START Source records

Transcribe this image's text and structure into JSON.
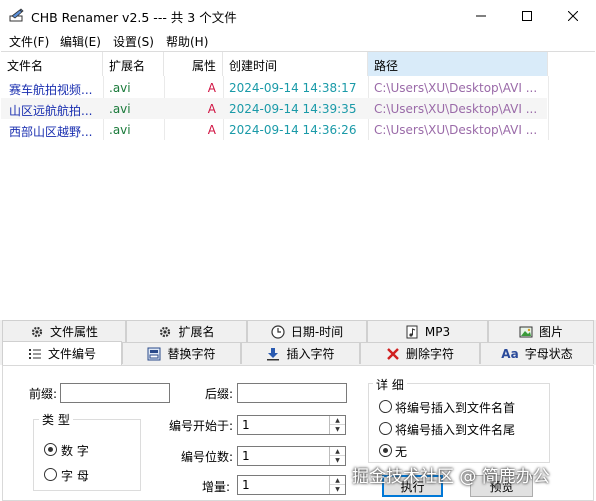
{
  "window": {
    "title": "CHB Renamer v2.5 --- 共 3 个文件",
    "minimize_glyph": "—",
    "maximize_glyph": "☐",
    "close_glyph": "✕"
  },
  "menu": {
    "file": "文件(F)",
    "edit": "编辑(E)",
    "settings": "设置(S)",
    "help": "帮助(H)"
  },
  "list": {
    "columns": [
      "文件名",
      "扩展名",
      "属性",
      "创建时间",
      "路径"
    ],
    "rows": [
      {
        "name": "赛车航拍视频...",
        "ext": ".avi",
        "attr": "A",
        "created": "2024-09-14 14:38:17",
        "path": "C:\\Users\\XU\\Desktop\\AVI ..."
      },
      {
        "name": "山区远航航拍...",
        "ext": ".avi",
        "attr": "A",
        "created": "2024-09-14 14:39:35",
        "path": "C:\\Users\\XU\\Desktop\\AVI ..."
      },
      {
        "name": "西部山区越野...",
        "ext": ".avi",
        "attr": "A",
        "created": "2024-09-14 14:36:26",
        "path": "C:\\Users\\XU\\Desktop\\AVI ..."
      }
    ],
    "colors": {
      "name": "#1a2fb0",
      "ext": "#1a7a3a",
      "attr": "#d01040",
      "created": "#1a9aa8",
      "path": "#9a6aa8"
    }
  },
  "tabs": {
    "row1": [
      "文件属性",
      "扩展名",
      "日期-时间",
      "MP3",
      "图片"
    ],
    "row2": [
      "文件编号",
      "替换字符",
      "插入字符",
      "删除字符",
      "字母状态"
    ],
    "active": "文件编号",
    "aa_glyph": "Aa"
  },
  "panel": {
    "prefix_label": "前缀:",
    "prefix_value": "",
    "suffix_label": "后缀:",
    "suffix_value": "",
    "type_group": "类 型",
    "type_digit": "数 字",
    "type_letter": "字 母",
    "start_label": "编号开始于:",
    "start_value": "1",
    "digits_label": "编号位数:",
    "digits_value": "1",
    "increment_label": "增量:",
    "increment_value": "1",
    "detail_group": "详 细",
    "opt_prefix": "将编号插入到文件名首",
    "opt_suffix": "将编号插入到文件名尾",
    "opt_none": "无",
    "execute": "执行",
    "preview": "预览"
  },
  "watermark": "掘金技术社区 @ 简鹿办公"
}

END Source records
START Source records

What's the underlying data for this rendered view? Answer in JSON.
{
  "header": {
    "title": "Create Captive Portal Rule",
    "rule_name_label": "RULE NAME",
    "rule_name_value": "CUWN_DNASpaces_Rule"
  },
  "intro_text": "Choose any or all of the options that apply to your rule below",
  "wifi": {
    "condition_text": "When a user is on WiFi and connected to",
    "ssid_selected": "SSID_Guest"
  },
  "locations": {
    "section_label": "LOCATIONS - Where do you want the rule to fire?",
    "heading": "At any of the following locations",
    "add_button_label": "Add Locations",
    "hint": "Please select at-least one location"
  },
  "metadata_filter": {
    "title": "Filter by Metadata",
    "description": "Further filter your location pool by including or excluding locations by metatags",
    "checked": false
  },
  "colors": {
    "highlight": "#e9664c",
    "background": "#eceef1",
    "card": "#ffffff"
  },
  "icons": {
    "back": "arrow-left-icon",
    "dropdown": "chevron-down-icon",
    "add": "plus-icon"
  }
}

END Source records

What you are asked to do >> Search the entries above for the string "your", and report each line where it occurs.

Written response >>
  "intro_text": "Choose any or all of the options that apply to your rule below",
    "description": "Further filter your location pool by including or excluding locations by metatags",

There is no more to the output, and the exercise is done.